Arguing ideas as a way to explore them is an adult version of these agonistic rituals. Because they’re used to this agonistic way of exploring ideas -- playing devil’s advocate -- many men find that their adrenaline gets going when someone challenges them, and it sharpens their minds: They think more clearly and get better ideas. But those who are not used to this mode of exploring ideas, including many women, react differently: They back off, feeling attacked, and they don’t do their best thinking under those circumstances.

This is one reason many women who are talented and passionate lovers of science drop out of the profession. It’s not that they’re not fascinated by the science, don’t have the talent to come up with new ideas or are not willing to put long hours into the lab, but that they’re put off by the competitive, cutthroat culture of science.

The assumption that fighting is the only way to explore ideas is deeply rooted in Western civilization. It can be found in the militaristic roots of the Christian church and in our educational system, tracing back to all-male medieval universities where students learned by oral disputation.

Ong contrasts this with Chinese science and philosophy, which eschewed disputation and aimed to “enlighten an inquirer,” not to “overwhelm an opponent.” As Chinese anthropologist Linda Young showed, Chinese philosophy sees the universe in a precarious balance that must be maintained, leading to methods of investigation that focus more on integrating ideas and exploring relations among them rather than on opposing ideas and fighting over them.

Cultural training plays a big role too. Mediterranean, German, French and Israeli cultures encourage dynamic verbal opposition for women as well as men. Japanese culture discourages it for men as well as women. Perhaps that’s why Japanese talk shows rarely include two guests (they’ll have one or three or more), to avoid the polarized debates that our talk shows favor.

This brings us to our political discourse and the assumption that it must be agonistic in method and spirit. If we accept this false premise, then it is not surprising that fewer women than men will be found who are comfortable writing political columns. But looking for women who can write the same kind of columns that men write is a waste -- exactly the opposite of what should be the benefits of diversity: introducing new and different ways of doing things.

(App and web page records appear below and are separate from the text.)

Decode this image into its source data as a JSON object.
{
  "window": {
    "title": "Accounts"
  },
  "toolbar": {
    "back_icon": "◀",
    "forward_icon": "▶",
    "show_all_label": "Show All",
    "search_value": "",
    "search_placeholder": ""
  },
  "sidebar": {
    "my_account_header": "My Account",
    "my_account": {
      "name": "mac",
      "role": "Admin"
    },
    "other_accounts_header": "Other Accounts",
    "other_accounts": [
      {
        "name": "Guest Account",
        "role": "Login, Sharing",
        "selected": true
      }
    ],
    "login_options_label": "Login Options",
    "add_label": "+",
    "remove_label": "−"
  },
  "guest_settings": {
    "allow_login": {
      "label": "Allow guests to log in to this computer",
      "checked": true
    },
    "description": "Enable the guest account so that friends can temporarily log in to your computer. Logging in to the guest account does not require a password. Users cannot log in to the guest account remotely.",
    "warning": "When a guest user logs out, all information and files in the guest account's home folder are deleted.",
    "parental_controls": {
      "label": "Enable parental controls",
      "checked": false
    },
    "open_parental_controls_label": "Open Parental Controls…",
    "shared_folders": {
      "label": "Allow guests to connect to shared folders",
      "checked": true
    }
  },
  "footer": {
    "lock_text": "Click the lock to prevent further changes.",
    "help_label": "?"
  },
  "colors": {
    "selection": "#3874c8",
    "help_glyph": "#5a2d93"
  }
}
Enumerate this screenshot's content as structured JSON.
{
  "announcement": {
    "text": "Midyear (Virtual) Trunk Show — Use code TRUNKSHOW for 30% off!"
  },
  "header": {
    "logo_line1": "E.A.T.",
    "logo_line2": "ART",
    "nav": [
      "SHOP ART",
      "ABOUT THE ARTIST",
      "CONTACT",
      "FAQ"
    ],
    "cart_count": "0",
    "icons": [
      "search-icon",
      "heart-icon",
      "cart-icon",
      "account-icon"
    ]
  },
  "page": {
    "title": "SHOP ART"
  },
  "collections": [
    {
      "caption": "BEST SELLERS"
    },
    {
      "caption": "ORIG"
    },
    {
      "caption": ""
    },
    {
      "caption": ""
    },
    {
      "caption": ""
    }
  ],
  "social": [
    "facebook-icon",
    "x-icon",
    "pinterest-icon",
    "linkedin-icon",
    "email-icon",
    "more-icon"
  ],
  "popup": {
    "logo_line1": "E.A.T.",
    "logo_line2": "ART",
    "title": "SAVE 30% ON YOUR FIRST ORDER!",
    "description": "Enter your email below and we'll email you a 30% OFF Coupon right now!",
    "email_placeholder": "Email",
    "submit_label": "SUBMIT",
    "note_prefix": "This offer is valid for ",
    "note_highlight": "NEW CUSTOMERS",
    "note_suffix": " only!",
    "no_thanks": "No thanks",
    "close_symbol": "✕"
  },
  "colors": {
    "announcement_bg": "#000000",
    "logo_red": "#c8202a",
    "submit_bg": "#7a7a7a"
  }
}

In a book about female lawyers, Mona Harrington interviewed successful female attorneys who said they were more successful when they were not being as aggressive and confrontational as possible but instead listened, observed and better “read” opponents. In taking depositions, they got better results by adopting a “quiet, sympathetic approach” (instead of grilling and attacking) so that witnesses tended to forget that the attorney deposing them was their adversary. But, Harrington noted, they couldn’t tell this to potential clients, who assumed aggression was the only way. Instead, they had to emphasize that they were seasoned veterans of large aggressive firms who could slug it out with the best of them.

Of course a political columnist must be ready to expose wrongdoing, look critically at events and public figures and be ready to offend if necessary. But attack-dog journalism is not the only way to do this, and it probably is not the best way either.

As Larry Sabato, director of the University of Virginia Center for Politics, has put it, we tend to think that if you’re not an attack dog, you’re a lap dog, taking everything politicians say at face value.

But the true role of journalism should be a third way: a watchdog. And a dog who is busy attacking is not watching.